WORK TASK - Extract, from the records beneath this instruction, each line that contains the word "below".

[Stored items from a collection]

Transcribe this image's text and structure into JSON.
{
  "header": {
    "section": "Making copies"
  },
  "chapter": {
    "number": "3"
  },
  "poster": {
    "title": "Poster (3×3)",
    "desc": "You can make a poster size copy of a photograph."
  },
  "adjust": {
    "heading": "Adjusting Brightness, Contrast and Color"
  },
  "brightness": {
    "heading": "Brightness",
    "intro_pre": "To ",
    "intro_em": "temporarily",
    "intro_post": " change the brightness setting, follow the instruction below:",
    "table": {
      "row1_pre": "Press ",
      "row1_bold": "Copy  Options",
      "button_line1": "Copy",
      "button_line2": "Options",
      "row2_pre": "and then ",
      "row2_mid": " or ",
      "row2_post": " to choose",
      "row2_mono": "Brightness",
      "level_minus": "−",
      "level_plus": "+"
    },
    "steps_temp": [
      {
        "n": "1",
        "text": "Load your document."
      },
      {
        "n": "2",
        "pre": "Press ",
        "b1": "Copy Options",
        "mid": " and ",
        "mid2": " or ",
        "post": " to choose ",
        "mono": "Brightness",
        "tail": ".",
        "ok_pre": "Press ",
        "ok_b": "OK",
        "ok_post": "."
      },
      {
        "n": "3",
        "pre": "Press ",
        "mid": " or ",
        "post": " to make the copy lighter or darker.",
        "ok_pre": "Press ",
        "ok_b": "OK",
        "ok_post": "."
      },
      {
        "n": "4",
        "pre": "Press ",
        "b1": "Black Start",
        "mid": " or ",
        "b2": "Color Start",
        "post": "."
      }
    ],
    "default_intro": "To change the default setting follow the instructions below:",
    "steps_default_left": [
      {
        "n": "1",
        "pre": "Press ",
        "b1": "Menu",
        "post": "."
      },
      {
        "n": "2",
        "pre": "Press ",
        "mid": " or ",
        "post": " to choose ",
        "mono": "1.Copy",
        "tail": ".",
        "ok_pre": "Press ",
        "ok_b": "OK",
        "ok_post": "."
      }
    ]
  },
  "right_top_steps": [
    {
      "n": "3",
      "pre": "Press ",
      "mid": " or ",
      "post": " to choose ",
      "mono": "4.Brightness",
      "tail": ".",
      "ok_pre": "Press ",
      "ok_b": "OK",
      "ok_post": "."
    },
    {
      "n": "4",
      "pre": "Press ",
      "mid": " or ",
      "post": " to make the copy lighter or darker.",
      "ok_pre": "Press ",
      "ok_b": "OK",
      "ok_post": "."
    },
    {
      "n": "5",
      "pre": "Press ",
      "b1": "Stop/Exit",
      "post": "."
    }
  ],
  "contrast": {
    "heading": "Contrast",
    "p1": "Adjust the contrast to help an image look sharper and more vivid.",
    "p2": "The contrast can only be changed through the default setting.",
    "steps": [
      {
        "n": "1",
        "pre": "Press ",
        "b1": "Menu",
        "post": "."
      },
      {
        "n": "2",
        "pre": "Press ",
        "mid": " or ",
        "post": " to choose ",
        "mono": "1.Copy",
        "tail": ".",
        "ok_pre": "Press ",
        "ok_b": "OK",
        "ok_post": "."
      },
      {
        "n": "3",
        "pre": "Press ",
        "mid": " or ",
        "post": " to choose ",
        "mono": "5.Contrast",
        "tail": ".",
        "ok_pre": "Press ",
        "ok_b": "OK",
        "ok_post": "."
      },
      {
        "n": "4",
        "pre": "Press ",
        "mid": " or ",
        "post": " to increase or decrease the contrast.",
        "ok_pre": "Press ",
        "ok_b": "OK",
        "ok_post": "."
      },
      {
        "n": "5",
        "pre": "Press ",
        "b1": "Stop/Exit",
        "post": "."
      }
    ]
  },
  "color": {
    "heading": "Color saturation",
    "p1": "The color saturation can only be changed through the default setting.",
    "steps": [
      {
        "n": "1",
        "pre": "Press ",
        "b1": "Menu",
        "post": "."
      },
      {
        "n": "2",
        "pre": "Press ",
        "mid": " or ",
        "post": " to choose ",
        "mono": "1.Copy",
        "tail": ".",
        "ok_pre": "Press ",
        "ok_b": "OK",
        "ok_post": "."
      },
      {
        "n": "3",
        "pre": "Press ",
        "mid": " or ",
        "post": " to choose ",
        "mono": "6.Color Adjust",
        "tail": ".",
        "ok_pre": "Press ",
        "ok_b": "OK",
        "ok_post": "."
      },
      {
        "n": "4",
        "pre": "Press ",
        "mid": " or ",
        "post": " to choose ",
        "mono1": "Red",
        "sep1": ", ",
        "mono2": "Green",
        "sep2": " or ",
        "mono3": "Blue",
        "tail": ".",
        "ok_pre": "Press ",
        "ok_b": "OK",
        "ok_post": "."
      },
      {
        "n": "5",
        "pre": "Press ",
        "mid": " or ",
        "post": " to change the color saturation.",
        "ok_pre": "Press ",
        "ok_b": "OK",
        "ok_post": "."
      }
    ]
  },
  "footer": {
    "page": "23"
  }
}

TASK RESULT -
    "intro_post": " change the brightness setting, follow the instruction below:",
    "default_intro": "To change the default setting follow the instructions below:",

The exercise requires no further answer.